Exercise goal: Search the listing below for the word "category" and return each line that contains it.

The records:
************
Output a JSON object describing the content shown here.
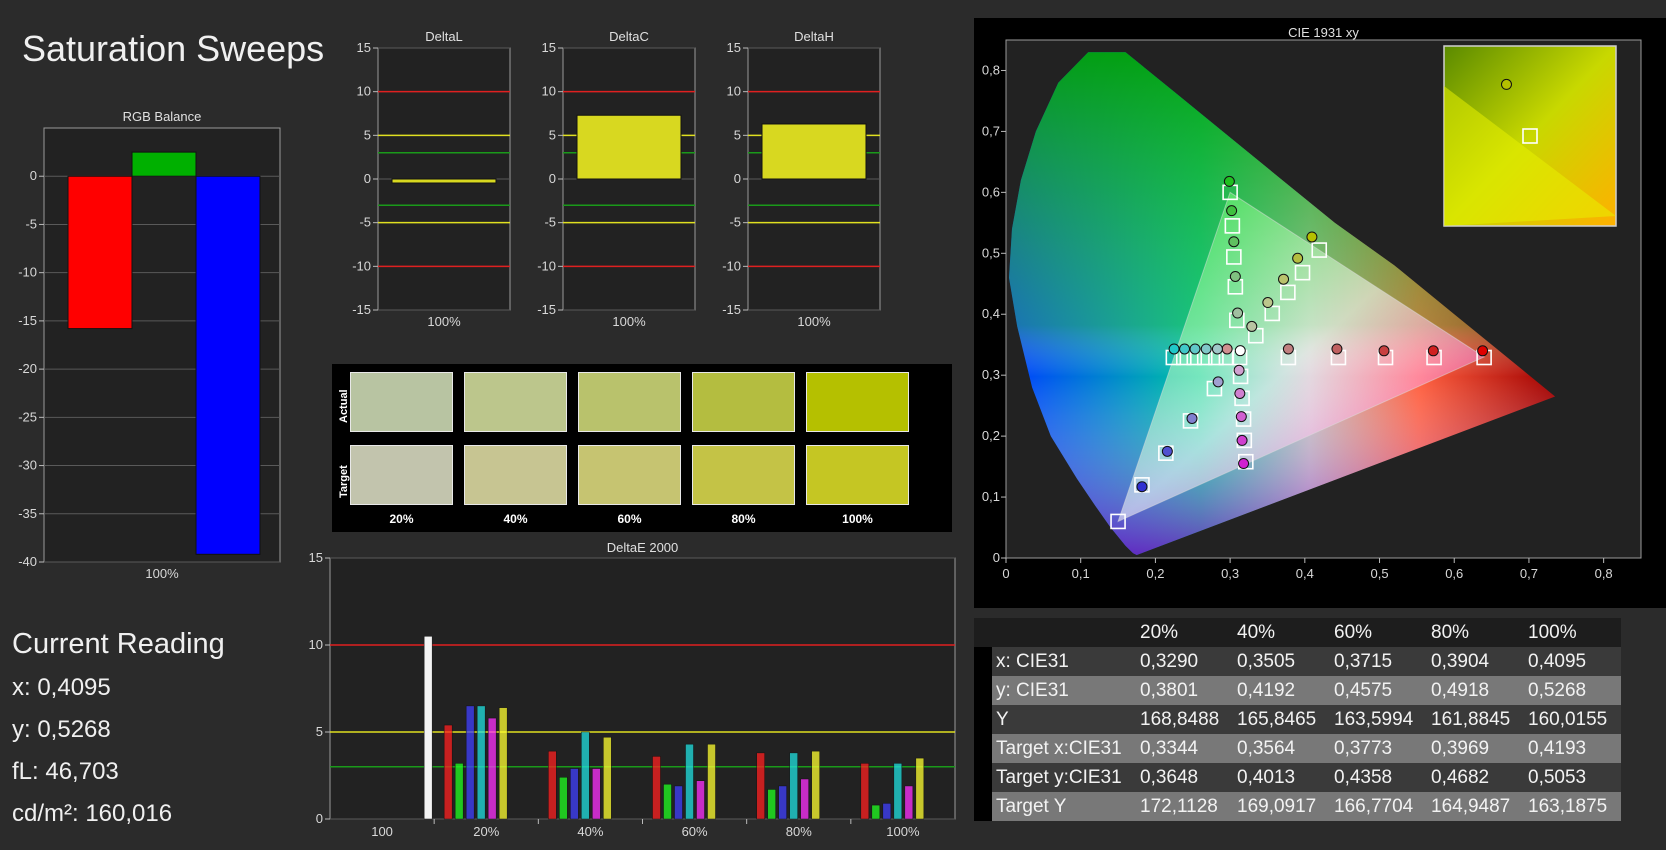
{
  "app": {
    "title": "Saturation Sweeps"
  },
  "current_reading": {
    "heading": "Current Reading",
    "x": "x: 0,4095",
    "y": "y: 0,5268",
    "fl": "fL: 46,703",
    "cdm2": "cd/m²: 160,016"
  },
  "swatches": {
    "actual_label": "Actual",
    "target_label": "Target",
    "columns": [
      "20%",
      "40%",
      "60%",
      "80%",
      "100%"
    ],
    "actual_colors": [
      "#b8c4a2",
      "#bcc68c",
      "#b9c26c",
      "#b4bd40",
      "#b5c000"
    ],
    "target_colors": [
      "#c2c4ad",
      "#c7c592",
      "#c6c471",
      "#c4c346",
      "#c5c623"
    ]
  },
  "table": {
    "columns": [
      "20%",
      "40%",
      "60%",
      "80%",
      "100%"
    ],
    "rows": [
      {
        "label": "x: CIE31",
        "values": [
          "0,3290",
          "0,3505",
          "0,3715",
          "0,3904",
          "0,4095"
        ]
      },
      {
        "label": "y: CIE31",
        "values": [
          "0,3801",
          "0,4192",
          "0,4575",
          "0,4918",
          "0,5268"
        ]
      },
      {
        "label": "Y",
        "values": [
          "168,8488",
          "165,8465",
          "163,5994",
          "161,8845",
          "160,0155"
        ]
      },
      {
        "label": "Target x:CIE31",
        "values": [
          "0,3344",
          "0,3564",
          "0,3773",
          "0,3969",
          "0,4193"
        ]
      },
      {
        "label": "Target y:CIE31",
        "values": [
          "0,3648",
          "0,4013",
          "0,4358",
          "0,4682",
          "0,5053"
        ]
      },
      {
        "label": "Target Y",
        "values": [
          "172,1128",
          "169,0917",
          "166,7704",
          "164,9487",
          "163,1875"
        ]
      }
    ]
  },
  "chart_data": [
    {
      "id": "rgb-balance",
      "type": "bar",
      "title": "RGB Balance",
      "categories": [
        "100%"
      ],
      "series": [
        {
          "color": "#ff0000",
          "values": [
            -15.8
          ]
        },
        {
          "color": "#00b000",
          "values": [
            2.5
          ]
        },
        {
          "color": "#0000ff",
          "values": [
            -39.2
          ]
        }
      ],
      "ylim": [
        -40,
        5
      ],
      "yticks": [
        "0",
        "-5",
        "-10",
        "-15",
        "-20",
        "-25",
        "-30",
        "-35",
        "-40"
      ],
      "ytick_values": [
        0,
        -5,
        -10,
        -15,
        -20,
        -25,
        -30,
        -35,
        -40
      ],
      "grid": true
    },
    {
      "id": "delta-l",
      "type": "bar",
      "title": "DeltaL",
      "categories": [
        "100%"
      ],
      "values": [
        -0.2
      ],
      "ylim": [
        -15,
        15
      ],
      "yticks": [
        "15",
        "10",
        "5",
        "0",
        "-5",
        "-10",
        "-15"
      ],
      "ytick_values": [
        15,
        10,
        5,
        0,
        -5,
        -10,
        -15
      ],
      "reference_lines": [
        {
          "value": 10,
          "color": "#e02020"
        },
        {
          "value": -10,
          "color": "#e02020"
        },
        {
          "value": 5,
          "color": "#e0e020"
        },
        {
          "value": -5,
          "color": "#e0e020"
        },
        {
          "value": 3,
          "color": "#1a9a1a"
        },
        {
          "value": -3,
          "color": "#1a9a1a"
        }
      ]
    },
    {
      "id": "delta-c",
      "type": "bar",
      "title": "DeltaC",
      "categories": [
        "100%"
      ],
      "values": [
        7.3
      ],
      "ylim": [
        -15,
        15
      ],
      "yticks": [
        "15",
        "10",
        "5",
        "0",
        "-5",
        "-10",
        "-15"
      ],
      "ytick_values": [
        15,
        10,
        5,
        0,
        -5,
        -10,
        -15
      ],
      "reference_lines": [
        {
          "value": 10,
          "color": "#e02020"
        },
        {
          "value": -10,
          "color": "#e02020"
        },
        {
          "value": 5,
          "color": "#e0e020"
        },
        {
          "value": -5,
          "color": "#e0e020"
        },
        {
          "value": 3,
          "color": "#1a9a1a"
        },
        {
          "value": -3,
          "color": "#1a9a1a"
        }
      ]
    },
    {
      "id": "delta-h",
      "type": "bar",
      "title": "DeltaH",
      "categories": [
        "100%"
      ],
      "values": [
        6.3
      ],
      "ylim": [
        -15,
        15
      ],
      "yticks": [
        "15",
        "10",
        "5",
        "0",
        "-5",
        "-10",
        "-15"
      ],
      "ytick_values": [
        15,
        10,
        5,
        0,
        -5,
        -10,
        -15
      ],
      "reference_lines": [
        {
          "value": 10,
          "color": "#e02020"
        },
        {
          "value": -10,
          "color": "#e02020"
        },
        {
          "value": 5,
          "color": "#e0e020"
        },
        {
          "value": -5,
          "color": "#e0e020"
        },
        {
          "value": 3,
          "color": "#1a9a1a"
        },
        {
          "value": -3,
          "color": "#1a9a1a"
        }
      ]
    },
    {
      "id": "delta-e",
      "type": "bar",
      "title": "DeltaE 2000",
      "categories": [
        "100",
        "20%",
        "40%",
        "60%",
        "80%",
        "100%"
      ],
      "series_colors": [
        "#ff2020",
        "#20ff20",
        "#4040ff",
        "#20e0e0",
        "#ff30ff",
        "#ffff30"
      ],
      "white_bar": {
        "category": "100",
        "value": 10.5
      },
      "groups": [
        {
          "category": "20%",
          "values": [
            5.4,
            3.2,
            6.5,
            6.5,
            5.8,
            6.4
          ]
        },
        {
          "category": "40%",
          "values": [
            3.9,
            2.4,
            2.9,
            5.0,
            2.9,
            4.7
          ]
        },
        {
          "category": "60%",
          "values": [
            3.6,
            2.0,
            1.9,
            4.3,
            2.2,
            4.3
          ]
        },
        {
          "category": "80%",
          "values": [
            3.8,
            1.7,
            1.9,
            3.8,
            2.3,
            3.9
          ]
        },
        {
          "category": "100%",
          "values": [
            3.2,
            0.8,
            0.9,
            3.2,
            1.9,
            3.5
          ]
        }
      ],
      "ylim": [
        0,
        15
      ],
      "yticks": [
        "15",
        "10",
        "5",
        "0"
      ],
      "ytick_values": [
        15,
        10,
        5,
        0
      ],
      "reference_lines": [
        {
          "value": 10,
          "color": "#e02020"
        },
        {
          "value": 5,
          "color": "#e0e020"
        },
        {
          "value": 3,
          "color": "#1a9a1a"
        }
      ]
    },
    {
      "id": "cie",
      "type": "scatter",
      "title": "CIE 1931 xy",
      "xlim": [
        0,
        0.85
      ],
      "ylim": [
        0,
        0.85
      ],
      "xticks": [
        "0",
        "0,1",
        "0,2",
        "0,3",
        "0,4",
        "0,5",
        "0,6",
        "0,7",
        "0,8"
      ],
      "xtick_values": [
        0,
        0.1,
        0.2,
        0.3,
        0.4,
        0.5,
        0.6,
        0.7,
        0.8
      ],
      "yticks": [
        "0",
        "0,1",
        "0,2",
        "0,3",
        "0,4",
        "0,5",
        "0,6",
        "0,7",
        "0,8"
      ],
      "ytick_values": [
        0,
        0.1,
        0.2,
        0.3,
        0.4,
        0.5,
        0.6,
        0.7,
        0.8
      ],
      "gamut_triangle": [
        [
          0.64,
          0.33
        ],
        [
          0.3,
          0.6
        ],
        [
          0.15,
          0.06
        ]
      ],
      "locus": [
        [
          0.175,
          0.005
        ],
        [
          0.17,
          0.008
        ],
        [
          0.16,
          0.02
        ],
        [
          0.14,
          0.05
        ],
        [
          0.12,
          0.085
        ],
        [
          0.095,
          0.13
        ],
        [
          0.06,
          0.2
        ],
        [
          0.035,
          0.28
        ],
        [
          0.015,
          0.38
        ],
        [
          0.004,
          0.46
        ],
        [
          0.008,
          0.54
        ],
        [
          0.02,
          0.62
        ],
        [
          0.04,
          0.7
        ],
        [
          0.07,
          0.78
        ],
        [
          0.11,
          0.83
        ],
        [
          0.16,
          0.83
        ],
        [
          0.23,
          0.76
        ],
        [
          0.3,
          0.69
        ],
        [
          0.37,
          0.62
        ],
        [
          0.44,
          0.55
        ],
        [
          0.52,
          0.48
        ],
        [
          0.6,
          0.4
        ],
        [
          0.66,
          0.34
        ],
        [
          0.735,
          0.265
        ]
      ],
      "measured_points": [
        {
          "x": 0.3136,
          "y": 0.3402,
          "color": "#ffffff"
        },
        {
          "x": 0.296,
          "y": 0.343,
          "color": "#d09090"
        },
        {
          "x": 0.378,
          "y": 0.343,
          "color": "#c08080"
        },
        {
          "x": 0.443,
          "y": 0.343,
          "color": "#c06060"
        },
        {
          "x": 0.506,
          "y": 0.34,
          "color": "#c84040"
        },
        {
          "x": 0.572,
          "y": 0.34,
          "color": "#d02020"
        },
        {
          "x": 0.638,
          "y": 0.34,
          "color": "#e00000"
        },
        {
          "x": 0.31,
          "y": 0.402,
          "color": "#a0c0a0"
        },
        {
          "x": 0.307,
          "y": 0.462,
          "color": "#80c080"
        },
        {
          "x": 0.305,
          "y": 0.519,
          "color": "#60c060"
        },
        {
          "x": 0.302,
          "y": 0.57,
          "color": "#40c040"
        },
        {
          "x": 0.299,
          "y": 0.618,
          "color": "#20c020"
        },
        {
          "x": 0.284,
          "y": 0.289,
          "color": "#a0a0d0"
        },
        {
          "x": 0.249,
          "y": 0.229,
          "color": "#8080d0"
        },
        {
          "x": 0.216,
          "y": 0.175,
          "color": "#5050d0"
        },
        {
          "x": 0.182,
          "y": 0.117,
          "color": "#3030d0"
        },
        {
          "x": 0.283,
          "y": 0.343,
          "color": "#a0c8c8"
        },
        {
          "x": 0.268,
          "y": 0.343,
          "color": "#80c8c8"
        },
        {
          "x": 0.253,
          "y": 0.343,
          "color": "#60c8c8"
        },
        {
          "x": 0.239,
          "y": 0.343,
          "color": "#40c8c8"
        },
        {
          "x": 0.225,
          "y": 0.343,
          "color": "#20c8c8"
        },
        {
          "x": 0.312,
          "y": 0.308,
          "color": "#d0a0d0"
        },
        {
          "x": 0.313,
          "y": 0.27,
          "color": "#d080d0"
        },
        {
          "x": 0.315,
          "y": 0.232,
          "color": "#d060d0"
        },
        {
          "x": 0.316,
          "y": 0.193,
          "color": "#d040d0"
        },
        {
          "x": 0.318,
          "y": 0.155,
          "color": "#d020d0"
        },
        {
          "x": 0.329,
          "y": 0.38,
          "color": "#b8c4a2"
        },
        {
          "x": 0.3505,
          "y": 0.4192,
          "color": "#bcc68c"
        },
        {
          "x": 0.3715,
          "y": 0.4575,
          "color": "#b9c26c"
        },
        {
          "x": 0.3904,
          "y": 0.4918,
          "color": "#b4bd40"
        },
        {
          "x": 0.4095,
          "y": 0.5268,
          "color": "#b5c000"
        }
      ],
      "target_points": [
        [
          0.3127,
          0.329
        ],
        [
          0.295,
          0.329
        ],
        [
          0.378,
          0.329
        ],
        [
          0.445,
          0.329
        ],
        [
          0.508,
          0.329
        ],
        [
          0.573,
          0.329
        ],
        [
          0.64,
          0.329
        ],
        [
          0.309,
          0.39
        ],
        [
          0.307,
          0.445
        ],
        [
          0.305,
          0.494
        ],
        [
          0.303,
          0.545
        ],
        [
          0.3,
          0.6
        ],
        [
          0.279,
          0.278
        ],
        [
          0.247,
          0.225
        ],
        [
          0.214,
          0.172
        ],
        [
          0.182,
          0.12
        ],
        [
          0.15,
          0.06
        ],
        [
          0.281,
          0.329
        ],
        [
          0.266,
          0.329
        ],
        [
          0.252,
          0.329
        ],
        [
          0.238,
          0.329
        ],
        [
          0.224,
          0.329
        ],
        [
          0.314,
          0.298
        ],
        [
          0.316,
          0.262
        ],
        [
          0.318,
          0.228
        ],
        [
          0.319,
          0.193
        ],
        [
          0.321,
          0.158
        ],
        [
          0.3344,
          0.3648
        ],
        [
          0.3564,
          0.4013
        ],
        [
          0.3773,
          0.4358
        ],
        [
          0.3969,
          0.4682
        ],
        [
          0.4193,
          0.5053
        ]
      ]
    }
  ]
}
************
Exercise solution:
        "category": "100",
          "category": "20%",
          "category": "40%",
          "category": "60%",
          "category": "80%",
          "category": "100%",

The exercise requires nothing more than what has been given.